If you or someone you love has been injured in a Chicago car accident or Chicago truck crash, then call Chicago personal injury lawyer, Aaron Bryant, for a free legal consultation.

Chicago Tribune Study: Red Light Cameras Do Not Decrease Car Accidents

The Chicago Tribune commissioned an independent study with Texas A&M University professors to determine whether Chicago’s red light cameras actually make busy intersections safer for drivers.

The study, which confirms earlier studies by Texas A&M, concluded that the cameras make very little overall difference regarding traffic accidents.  The study, which accounted for declining traffic accident rates in recent years as well as other confounding factors, found cameras reduced right-angle crashes (t-bone accidents) that caused injuries by just 15 percent.  At the same time, the study calculated a corresponding 22 percent increase in rear-end crashes that caused injuries, illustrating a trade-off between the cameras’ costs and benefits.

“The biggest takeaway is that overall (the program) seems to have had little effect,” said Dominique Lord, an associate professor at Texas A&M University’s Zachry Department of Civil Engineering who led the Tribune’s study.  “So the question now is: If we eliminate a certain type of collision and increase the other and overall it stays the same, is there an argument that it is fair to go with the program?” Lord said. “That is a question that I cannot answer.  “Just the elected officials can answer for that.”

So there is the million dollar question. If there is no safety benefit, and merely an economic one, should the city continue with its’ red light camera program? Mayoral candidate, Alderman Bob Fioretti, stated last month that he would do away with the program and plans on submitting an ordinance in April. What will Mayor Emanuel do? He has yet to respond.

If you or someone you love has been injured in a Chicago car accident or Chicago truck accident, then call Chicago personal injury lawyer, Aaron Bryant, for a free legal consultation at 312-588-3384.

Reckless Homicide Charges Brought In Edgewater Neighborhood Car Crash

The Chicago Tribune reported last week that the driver, who allegedly caused a fatal car accident in the Edgewater neighborhood, was charged with reckless homicide by States Attorney’s office. Prosecutors said the driver hadn’t been drinking, had a valid license and has no criminal background. Judge Donald Panarese Jr. ordered the Russian native’s passport seized.

The accident killed a 71 year old pedestrian and injured five (5) others when the defendant driver tried to pass a CTA bus on the right side through a parking lane. After striking two (2) pedestrians, his vehicle crashed into another which caused a chain reaction.

As I wrote yesterday regarding the Tony Stewart NASCAR accident, drivers who kill someone with their vehicles are typically charged with reckless homicide, which is often referred to as manslaughter. Since it is difficult to prove intent (i.e. that the driver purposely struck the pedestrians), reckless homicide carries a much lighter prison sentence than first or second degree murder. The defendant driver in this case will also be facing civil liability through a wrongful death lawsuit by the family or estate of the pedestrian who was killed at the scene. He will most likely also be sued for the personal injuries of the five (5) others who were injured.
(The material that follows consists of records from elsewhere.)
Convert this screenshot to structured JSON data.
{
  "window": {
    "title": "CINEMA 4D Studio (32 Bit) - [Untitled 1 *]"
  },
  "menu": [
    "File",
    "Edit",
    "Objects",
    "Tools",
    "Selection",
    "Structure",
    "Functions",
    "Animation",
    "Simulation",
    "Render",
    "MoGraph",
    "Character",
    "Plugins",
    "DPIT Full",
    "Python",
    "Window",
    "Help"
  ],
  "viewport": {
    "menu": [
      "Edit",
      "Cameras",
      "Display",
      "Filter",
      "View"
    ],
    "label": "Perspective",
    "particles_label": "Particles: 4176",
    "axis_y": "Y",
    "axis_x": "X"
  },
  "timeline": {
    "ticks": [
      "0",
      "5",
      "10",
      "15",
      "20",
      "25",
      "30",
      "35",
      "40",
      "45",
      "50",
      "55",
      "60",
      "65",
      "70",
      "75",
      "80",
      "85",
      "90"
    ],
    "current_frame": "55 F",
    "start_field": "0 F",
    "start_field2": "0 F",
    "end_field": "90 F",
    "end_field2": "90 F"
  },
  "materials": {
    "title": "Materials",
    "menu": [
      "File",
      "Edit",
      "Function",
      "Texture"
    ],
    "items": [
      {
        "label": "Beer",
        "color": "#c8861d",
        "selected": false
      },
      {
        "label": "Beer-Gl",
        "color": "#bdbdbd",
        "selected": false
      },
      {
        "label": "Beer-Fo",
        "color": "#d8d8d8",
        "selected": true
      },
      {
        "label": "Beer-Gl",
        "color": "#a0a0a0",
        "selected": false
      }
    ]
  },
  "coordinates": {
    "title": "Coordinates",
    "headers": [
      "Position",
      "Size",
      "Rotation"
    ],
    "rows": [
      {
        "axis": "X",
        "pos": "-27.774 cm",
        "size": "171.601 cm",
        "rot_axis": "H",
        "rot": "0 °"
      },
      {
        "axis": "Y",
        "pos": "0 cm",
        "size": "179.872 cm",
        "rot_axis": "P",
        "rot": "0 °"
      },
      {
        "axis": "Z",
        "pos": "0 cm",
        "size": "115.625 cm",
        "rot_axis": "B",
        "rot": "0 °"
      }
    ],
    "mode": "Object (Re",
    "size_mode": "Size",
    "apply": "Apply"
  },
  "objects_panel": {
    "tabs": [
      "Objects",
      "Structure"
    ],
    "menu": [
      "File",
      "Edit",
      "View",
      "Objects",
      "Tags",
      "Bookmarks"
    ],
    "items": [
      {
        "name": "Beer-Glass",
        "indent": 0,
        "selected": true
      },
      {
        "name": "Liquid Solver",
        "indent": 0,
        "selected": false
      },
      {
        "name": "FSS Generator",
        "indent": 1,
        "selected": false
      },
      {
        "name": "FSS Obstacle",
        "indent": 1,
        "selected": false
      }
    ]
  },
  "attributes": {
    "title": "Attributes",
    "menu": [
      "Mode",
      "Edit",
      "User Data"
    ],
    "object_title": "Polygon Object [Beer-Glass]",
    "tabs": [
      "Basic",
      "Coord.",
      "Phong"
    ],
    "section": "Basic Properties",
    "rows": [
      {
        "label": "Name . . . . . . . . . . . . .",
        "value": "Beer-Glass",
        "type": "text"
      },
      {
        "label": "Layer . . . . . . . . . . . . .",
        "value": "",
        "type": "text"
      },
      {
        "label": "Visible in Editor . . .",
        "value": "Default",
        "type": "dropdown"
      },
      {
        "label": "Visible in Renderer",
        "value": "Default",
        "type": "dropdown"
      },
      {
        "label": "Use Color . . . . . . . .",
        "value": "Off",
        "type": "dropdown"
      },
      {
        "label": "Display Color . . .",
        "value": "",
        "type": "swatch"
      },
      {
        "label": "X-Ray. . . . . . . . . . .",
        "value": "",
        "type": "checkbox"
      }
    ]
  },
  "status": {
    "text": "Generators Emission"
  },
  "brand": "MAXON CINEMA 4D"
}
If you or someone you love has been injured in a Chicago traffic accident or Chicago truck accident, then call Chicago personal injury attorney Aaron Bryant for a free legal consultation at 312-614-1076.